Country is in an interesting state right now, and though a lot of critics will tell you that it’s moving in a more surreal direction than the previous generation of megastars would have allowed for, I think the rise in outlaw throwbacks like Marc Miner proves otherwise. Miner’s debut album Smile When You’re Wasted sees him tracing the roots of country music’s most dangerous league of cowboys all the way back to the beginning only to pepper their original blueprint with a lot of modern elements simply too outrageous for the mainstream to touch on.
Smile When You’re Wasted is soaked in bourbon and rye from beginning to end, inviting strange but evocative combinations of pop and rock into the fold with songs like “Warm Welcome,” “Sweet Codeine” and “Easy Street” while treading experimental waters in “Strip You Down,” “Last Words” and “Empty Bottle Blues” with relative ease. Make no mistakes about it – this record isn’t all thick clouds of pot smoke and the smell of cheap musk and cigarettes, but instead a workbook of self-awareness on the part of Miner, particularly when we’re least expecting it to be a document of brooding, unrepentant balladry disguised as a bar fight.
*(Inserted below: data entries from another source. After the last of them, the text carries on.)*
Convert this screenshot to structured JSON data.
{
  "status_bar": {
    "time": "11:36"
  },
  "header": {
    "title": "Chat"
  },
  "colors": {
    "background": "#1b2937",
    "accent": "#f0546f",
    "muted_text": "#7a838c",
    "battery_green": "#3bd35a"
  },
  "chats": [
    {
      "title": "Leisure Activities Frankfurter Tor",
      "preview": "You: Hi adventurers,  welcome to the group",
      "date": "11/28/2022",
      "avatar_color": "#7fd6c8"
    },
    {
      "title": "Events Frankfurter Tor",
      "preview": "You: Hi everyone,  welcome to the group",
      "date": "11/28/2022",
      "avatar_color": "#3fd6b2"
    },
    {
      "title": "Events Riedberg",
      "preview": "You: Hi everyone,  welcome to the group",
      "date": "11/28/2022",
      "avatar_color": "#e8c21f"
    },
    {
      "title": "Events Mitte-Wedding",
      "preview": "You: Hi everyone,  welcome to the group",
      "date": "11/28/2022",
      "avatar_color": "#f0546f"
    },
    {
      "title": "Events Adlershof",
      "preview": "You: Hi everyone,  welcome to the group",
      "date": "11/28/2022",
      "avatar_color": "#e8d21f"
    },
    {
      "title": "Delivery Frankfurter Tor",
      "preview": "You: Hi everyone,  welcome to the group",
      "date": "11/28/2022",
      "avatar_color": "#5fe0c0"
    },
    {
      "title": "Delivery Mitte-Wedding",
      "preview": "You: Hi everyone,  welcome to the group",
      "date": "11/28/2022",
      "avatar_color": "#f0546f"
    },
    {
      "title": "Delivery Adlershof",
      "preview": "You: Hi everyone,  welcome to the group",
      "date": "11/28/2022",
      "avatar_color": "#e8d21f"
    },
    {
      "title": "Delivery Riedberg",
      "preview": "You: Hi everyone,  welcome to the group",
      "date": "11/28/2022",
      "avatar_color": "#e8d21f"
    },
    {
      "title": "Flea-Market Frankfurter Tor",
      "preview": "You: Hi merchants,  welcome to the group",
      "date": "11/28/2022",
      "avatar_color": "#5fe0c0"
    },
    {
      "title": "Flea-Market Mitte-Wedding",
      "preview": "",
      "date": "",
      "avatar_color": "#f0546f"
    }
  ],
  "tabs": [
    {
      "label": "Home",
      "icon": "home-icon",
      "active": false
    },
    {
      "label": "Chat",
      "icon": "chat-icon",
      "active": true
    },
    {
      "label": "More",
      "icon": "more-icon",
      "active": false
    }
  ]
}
This singer/songwriter is pushing the limits like few others have lately, and his debut is an undebatable slam dunk because of this very reason.
For an LP with as limited a percussive presence as this one possesses, there’s a great rhythm to the swing we hear in “Warm Welcome,” “Nothing Good Bout the Way I Live,” “Everything but Modest” and the rather hesitant jam “Border Town Bar.” Miner’s vocal is always at the center of all the action, guiding us in and out of the throttling grooves when things are getting sticky but leaving us to the gentle sway of the melody when we need to feel his vulnerability, such as in “Over” or “Easy Street.” He’s never really afraid to be exposed in his lyrics here, and while he doesn’t make every song into a diary entry, I don’t think there’s any room to dispute whether or not he has a lot of real emotion in every bit of material in this record.
It’s true that Smile When You’re Wasted is a little rough around the edges in a couple of moments, and if you’re not the biggest outlaw country fan, it might even take you by surprise more than you’d prefer – but, with that said, it’s a sharp collection of songs that tells me we should expect some great things from its creator overall. Marc Miner is a new voice to me, and though I’m discovering his artistry as a virgin to the sound he wants to produce this fall, his vibe is that of a true professional and, more importantly, someone who believes in his own music and the deeper message it’s meant to convey.
That’s not as common as I’d like it to be as both a critic and a fan, and if you listen to Smile When You’re Wasted this October, I think you’re going to understand exactly what I mean.